[Saved entries]
»»
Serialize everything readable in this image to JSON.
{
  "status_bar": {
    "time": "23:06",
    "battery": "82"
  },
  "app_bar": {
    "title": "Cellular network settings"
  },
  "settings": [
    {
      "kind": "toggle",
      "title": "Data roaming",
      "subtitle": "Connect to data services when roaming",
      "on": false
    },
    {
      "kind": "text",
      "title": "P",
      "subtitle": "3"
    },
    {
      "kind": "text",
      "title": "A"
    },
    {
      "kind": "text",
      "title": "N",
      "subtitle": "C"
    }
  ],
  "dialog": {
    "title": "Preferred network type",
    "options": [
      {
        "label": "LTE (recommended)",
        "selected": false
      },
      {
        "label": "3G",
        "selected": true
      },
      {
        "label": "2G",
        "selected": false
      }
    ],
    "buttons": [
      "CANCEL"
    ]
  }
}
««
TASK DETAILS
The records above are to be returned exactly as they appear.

ANSWER SPACE
Serialize everything readable in this image to JSON.
{
  "status_bar": {
    "time": "23:06",
    "battery": "82"
  },
  "app_bar": {
    "title": "Cellular network settings"
  },
  "settings": [
    {
      "kind": "toggle",
      "title": "Data roaming",
      "subtitle": "Connect to data services when roaming",
      "on": false
    },
    {
      "kind": "text",
      "title": "P",
      "subtitle": "3"
    },
    {
      "kind": "text",
      "title": "A"
    },
    {
      "kind": "text",
      "title": "N",
      "subtitle": "C"
    }
  ],
  "dialog": {
    "title": "Preferred network type",
    "options": [
      {
        "label": "LTE (recommended)",
        "selected": false
      },
      {
        "label": "3G",
        "selected": true
      },
      {
        "label": "2G",
        "selected": false
      }
    ],
    "buttons": [
      "CANCEL"
    ]
  }
}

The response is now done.